Validation of Envision Your Future as a Social-Emotional Learning Intervention 

Jason Ravitz, Ph.D., President, Evaluation by Design LLC; Patty O’Sullivan, Ph.D. Director of Program Development, Envision Your Future, Inc. 

Envision your Future (EYF) is a social and emotional learning (SEL) curriculum designed for middle school students. It includes a blueprint for students to identify goals, personal strengths, allies, and strategies for personal growth. Previous studies have found SEL measures are associated with “significantly improved social and emotional skills, attitudes, behavior, and academic performance” (Durlak et al., 2011, p. 474). An earlier 2017 EYF study did not meet recommended guidelines (Yoon et al., 2007) for inclusion in a database of approved interventions for CASEL, but offered evidence that participants could see behavioral benefits and academic gains in math and reading. 

Working with Evaluation by Design LLC, a research firm based in Richmond, CA, the current study involved 366 students in a rural New Mexico middle school, with delivery of the curriculum occurring in alternating periods for social studies teachers in grades 6-8. This study added a level of rigor by: a) measuring gains controlling on pre-scores (standardized residuals); b) using previously validated survey measures developed for EYF by Evaluation by Design LLC coupled with “well-being” measures from Panorama Education (2020); and, c) including quasi- experimental analyses to further explore findings. 

Students participated in the quasi-experimental study with half of the students serving as an experimental group (odd periods) and control group (even periods). There were 182 students in grades 6–8 in the control group and 184 students in grades 6–8 in the experimental group. Both groups of students took a pre-post survey in November and again in January. The experimental group engaged in the EYF lessons twice per week between the survey administrations (November 2021 – February, 2022). The lessons were led by the lead instructor for EYF, via Zoom video conferencing, with support from social studies teachers. 

Results indicate that students who engaged in the EYF curriculum saw significantly stronger academic performance based on school grades and reading test scores. For 8th grade in particular, those who had the EYF condition had better grades in Q2 controlling for Q1 in nearly every course (except Yearbook) and this difference was statistically significant for Algebra I (F1,24 = 14.5444, p < .001). Students in the EYF condition also performed significantly better on the Spring (Q2) reading standardized test scores (Effect Size = .27, p < .01), with the largest differences also for 8th graders, but positive trends in all grades. 

Quasi-experimental findings indicate EYF engagement was significantly and positively correlated to SEL survey indicators. The largest pre-post effect size differences were all positive indicators for EYF students (ranging from .35 to .24, p < .01). Engagement measures (speaking up and completing EYF tasks) were correlated to overall SEL outcomes (r = .44 and .33, p < .001, respectively) and pre-post gains in the overall SEL measures (r = .32, p < .001). 

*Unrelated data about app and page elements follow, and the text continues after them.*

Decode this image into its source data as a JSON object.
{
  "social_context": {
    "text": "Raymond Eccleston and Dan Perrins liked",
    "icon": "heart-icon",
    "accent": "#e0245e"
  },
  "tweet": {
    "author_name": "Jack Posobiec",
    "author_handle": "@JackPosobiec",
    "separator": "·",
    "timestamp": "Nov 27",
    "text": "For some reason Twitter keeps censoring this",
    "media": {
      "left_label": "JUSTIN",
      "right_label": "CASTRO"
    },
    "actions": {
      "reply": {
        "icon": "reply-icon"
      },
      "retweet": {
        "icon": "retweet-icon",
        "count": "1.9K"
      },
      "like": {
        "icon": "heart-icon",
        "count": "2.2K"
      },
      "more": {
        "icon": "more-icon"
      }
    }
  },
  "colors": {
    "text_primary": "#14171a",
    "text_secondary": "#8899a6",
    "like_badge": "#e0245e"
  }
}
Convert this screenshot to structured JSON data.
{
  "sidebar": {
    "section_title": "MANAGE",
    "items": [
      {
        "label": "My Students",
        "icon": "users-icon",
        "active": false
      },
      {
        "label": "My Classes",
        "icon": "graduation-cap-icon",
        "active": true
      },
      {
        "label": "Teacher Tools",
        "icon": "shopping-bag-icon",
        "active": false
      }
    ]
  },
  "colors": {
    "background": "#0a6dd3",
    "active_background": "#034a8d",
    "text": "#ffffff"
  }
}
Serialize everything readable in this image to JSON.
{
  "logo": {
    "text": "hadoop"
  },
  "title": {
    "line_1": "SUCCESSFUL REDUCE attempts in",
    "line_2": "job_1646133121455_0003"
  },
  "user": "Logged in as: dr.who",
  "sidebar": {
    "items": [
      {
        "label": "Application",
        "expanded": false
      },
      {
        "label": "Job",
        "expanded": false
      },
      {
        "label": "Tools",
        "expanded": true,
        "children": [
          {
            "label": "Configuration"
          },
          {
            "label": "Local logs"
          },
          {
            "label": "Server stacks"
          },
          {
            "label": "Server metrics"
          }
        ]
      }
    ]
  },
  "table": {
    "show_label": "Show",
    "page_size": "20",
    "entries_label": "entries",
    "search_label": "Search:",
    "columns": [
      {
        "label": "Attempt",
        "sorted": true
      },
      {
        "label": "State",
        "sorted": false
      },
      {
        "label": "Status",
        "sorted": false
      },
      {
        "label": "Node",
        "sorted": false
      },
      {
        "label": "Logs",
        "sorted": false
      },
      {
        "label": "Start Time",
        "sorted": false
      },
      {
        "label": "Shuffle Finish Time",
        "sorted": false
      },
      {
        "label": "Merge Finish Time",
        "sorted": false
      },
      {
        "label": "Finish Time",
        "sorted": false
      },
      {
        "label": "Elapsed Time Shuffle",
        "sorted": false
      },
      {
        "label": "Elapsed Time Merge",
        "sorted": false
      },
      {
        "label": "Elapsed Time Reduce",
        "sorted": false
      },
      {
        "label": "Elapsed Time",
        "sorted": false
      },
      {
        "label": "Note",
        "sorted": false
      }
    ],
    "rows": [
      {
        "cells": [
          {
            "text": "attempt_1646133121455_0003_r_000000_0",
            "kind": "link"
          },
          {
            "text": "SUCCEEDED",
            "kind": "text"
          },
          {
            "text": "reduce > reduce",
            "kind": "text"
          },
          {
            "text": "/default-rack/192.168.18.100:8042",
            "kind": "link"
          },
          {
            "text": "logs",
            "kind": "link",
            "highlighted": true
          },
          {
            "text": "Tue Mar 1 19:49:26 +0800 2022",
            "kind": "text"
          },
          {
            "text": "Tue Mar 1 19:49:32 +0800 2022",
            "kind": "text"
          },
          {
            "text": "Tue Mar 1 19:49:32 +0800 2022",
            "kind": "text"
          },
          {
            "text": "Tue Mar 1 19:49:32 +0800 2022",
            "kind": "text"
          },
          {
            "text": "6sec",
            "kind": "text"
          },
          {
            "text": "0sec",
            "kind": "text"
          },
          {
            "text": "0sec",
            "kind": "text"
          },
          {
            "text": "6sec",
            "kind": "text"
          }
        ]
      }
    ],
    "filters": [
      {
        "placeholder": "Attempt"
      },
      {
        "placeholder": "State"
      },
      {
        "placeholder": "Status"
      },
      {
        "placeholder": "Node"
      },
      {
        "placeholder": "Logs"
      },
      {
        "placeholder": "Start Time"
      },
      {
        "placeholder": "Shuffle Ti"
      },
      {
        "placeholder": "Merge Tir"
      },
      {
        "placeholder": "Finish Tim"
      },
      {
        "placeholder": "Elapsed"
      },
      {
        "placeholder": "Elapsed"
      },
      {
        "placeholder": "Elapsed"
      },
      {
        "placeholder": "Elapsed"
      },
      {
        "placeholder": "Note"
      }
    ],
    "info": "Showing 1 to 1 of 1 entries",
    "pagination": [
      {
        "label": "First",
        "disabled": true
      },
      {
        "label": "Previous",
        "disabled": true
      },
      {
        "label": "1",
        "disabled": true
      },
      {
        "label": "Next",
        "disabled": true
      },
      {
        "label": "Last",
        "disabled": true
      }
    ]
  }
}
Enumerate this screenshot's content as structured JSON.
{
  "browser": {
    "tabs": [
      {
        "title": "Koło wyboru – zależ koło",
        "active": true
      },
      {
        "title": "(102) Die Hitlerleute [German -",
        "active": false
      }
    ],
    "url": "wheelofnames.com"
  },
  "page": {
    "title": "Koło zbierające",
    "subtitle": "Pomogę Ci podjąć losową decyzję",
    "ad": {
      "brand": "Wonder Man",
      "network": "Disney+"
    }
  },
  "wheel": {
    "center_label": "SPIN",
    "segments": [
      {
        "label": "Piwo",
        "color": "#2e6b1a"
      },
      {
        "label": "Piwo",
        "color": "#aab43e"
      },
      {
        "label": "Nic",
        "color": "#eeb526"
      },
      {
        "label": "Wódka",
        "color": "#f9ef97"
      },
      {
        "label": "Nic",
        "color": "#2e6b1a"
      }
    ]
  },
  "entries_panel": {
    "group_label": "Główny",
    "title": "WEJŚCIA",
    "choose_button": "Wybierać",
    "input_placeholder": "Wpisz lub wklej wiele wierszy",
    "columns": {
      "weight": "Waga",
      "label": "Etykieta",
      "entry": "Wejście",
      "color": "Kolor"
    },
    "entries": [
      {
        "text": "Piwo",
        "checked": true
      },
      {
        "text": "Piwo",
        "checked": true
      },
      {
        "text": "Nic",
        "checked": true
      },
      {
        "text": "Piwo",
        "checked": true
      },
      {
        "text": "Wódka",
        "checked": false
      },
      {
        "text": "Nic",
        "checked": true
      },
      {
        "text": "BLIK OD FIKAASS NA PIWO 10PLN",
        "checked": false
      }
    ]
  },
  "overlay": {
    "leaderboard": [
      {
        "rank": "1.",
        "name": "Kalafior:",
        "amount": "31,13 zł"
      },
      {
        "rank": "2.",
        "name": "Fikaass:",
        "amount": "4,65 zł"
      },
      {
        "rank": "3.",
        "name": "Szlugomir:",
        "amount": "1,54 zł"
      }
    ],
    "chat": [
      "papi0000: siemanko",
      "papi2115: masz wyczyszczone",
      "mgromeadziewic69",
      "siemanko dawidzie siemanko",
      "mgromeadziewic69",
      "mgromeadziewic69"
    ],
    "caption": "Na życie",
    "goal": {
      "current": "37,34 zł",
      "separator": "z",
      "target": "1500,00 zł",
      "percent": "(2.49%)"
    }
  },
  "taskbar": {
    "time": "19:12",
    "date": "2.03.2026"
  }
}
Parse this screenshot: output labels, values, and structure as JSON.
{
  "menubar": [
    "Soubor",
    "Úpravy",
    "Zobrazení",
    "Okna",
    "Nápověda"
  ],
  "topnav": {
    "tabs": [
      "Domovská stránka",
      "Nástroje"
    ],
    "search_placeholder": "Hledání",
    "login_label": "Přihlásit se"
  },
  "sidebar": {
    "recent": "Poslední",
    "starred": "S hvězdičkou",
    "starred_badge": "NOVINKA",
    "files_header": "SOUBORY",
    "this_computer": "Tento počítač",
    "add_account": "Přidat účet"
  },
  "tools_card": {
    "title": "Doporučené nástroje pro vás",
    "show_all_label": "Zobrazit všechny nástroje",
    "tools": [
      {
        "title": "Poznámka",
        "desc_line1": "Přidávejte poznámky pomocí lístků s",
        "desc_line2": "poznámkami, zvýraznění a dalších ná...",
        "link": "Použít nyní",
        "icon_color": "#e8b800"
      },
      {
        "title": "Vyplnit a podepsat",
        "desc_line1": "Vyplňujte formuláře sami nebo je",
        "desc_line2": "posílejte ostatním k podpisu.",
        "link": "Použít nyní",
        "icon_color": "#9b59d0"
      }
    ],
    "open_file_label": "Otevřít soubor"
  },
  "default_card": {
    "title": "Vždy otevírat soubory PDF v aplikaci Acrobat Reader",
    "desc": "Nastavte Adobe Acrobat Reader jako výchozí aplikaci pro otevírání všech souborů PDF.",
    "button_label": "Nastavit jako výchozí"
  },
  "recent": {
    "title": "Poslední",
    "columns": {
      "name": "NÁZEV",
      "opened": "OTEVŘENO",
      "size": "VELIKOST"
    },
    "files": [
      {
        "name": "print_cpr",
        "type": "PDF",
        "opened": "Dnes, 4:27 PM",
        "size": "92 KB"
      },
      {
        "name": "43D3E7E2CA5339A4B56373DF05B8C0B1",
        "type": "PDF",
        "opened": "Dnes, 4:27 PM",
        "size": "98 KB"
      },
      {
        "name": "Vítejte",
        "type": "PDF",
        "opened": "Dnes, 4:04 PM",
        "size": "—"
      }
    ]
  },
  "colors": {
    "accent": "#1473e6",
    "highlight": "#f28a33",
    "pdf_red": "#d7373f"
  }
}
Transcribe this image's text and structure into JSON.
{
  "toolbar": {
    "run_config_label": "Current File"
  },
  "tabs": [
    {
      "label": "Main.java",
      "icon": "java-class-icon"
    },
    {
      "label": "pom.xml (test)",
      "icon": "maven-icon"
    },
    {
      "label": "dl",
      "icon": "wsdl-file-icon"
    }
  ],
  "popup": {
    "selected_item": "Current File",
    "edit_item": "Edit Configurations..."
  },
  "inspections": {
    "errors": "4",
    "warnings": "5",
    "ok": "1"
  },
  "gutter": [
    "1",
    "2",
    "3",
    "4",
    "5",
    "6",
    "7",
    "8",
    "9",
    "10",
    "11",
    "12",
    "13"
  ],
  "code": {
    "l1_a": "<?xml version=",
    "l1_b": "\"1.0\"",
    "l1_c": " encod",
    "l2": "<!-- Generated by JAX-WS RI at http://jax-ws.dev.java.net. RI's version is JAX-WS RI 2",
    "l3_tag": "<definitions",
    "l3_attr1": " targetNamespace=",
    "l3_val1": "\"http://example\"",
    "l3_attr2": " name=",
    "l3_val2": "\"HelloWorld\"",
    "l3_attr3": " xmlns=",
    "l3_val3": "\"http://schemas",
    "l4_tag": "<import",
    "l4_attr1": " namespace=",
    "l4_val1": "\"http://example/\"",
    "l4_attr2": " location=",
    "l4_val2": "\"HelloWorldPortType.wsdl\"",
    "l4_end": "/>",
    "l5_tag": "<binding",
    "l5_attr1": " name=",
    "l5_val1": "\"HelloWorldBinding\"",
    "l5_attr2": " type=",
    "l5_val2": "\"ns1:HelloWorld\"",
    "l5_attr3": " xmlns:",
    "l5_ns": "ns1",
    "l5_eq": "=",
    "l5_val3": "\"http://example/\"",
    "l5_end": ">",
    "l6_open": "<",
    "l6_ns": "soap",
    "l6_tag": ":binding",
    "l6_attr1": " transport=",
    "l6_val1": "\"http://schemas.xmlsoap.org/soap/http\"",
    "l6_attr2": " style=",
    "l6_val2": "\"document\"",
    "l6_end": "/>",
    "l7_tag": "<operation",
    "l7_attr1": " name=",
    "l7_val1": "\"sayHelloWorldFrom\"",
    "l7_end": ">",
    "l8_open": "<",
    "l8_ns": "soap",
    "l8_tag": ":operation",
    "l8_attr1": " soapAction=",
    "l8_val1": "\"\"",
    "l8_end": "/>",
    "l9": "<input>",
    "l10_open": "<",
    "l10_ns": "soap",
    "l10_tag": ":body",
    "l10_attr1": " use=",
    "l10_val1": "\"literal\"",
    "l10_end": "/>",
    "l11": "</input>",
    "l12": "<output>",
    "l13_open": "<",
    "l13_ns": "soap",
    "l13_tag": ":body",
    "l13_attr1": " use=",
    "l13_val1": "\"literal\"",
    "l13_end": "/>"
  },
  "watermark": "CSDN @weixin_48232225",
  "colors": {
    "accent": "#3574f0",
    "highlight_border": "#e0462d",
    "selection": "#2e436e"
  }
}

These positive results replicated a 2020-21 “online pilot”, as schools returned to post- pandemic, in-person learning. Given the curriculum was still delivered via Zoom, rather than preferred in-person conditions, this study adds to evidence the curriculum can be effective for both academic and SEL outcomes. 


Durlak, J. A., Weissberg, R. P., Dymnicki, A. B., Taylor, R. D., & Schellinger, K. B. (2011). The impact of enhancing students’ social and emotional learning: A meta-analysis of school based universal interventions. Child development82(1), 405- 432. 4625/Article_on_Enhancing_Social_and_Emotional_Development_in_Children.pdf 

Panorama Education (2020). User Guide: Panorama Social-Emotional Learning Survey. Boston, MA: Panorama Education. https://panorama-;

Yoon, K. S., Duncan, T., Lee, S. W. Y., Scarloss, B., & Shapley, K. L. (2007). Reviewing the evidence on how teacher professional development affects student achievement. Issues & answers. REL 2007-No. 033. Regional Educational Laboratory Southwest (NJ1).

This study was funded by a generous grant from the Gift of Hope Foundation.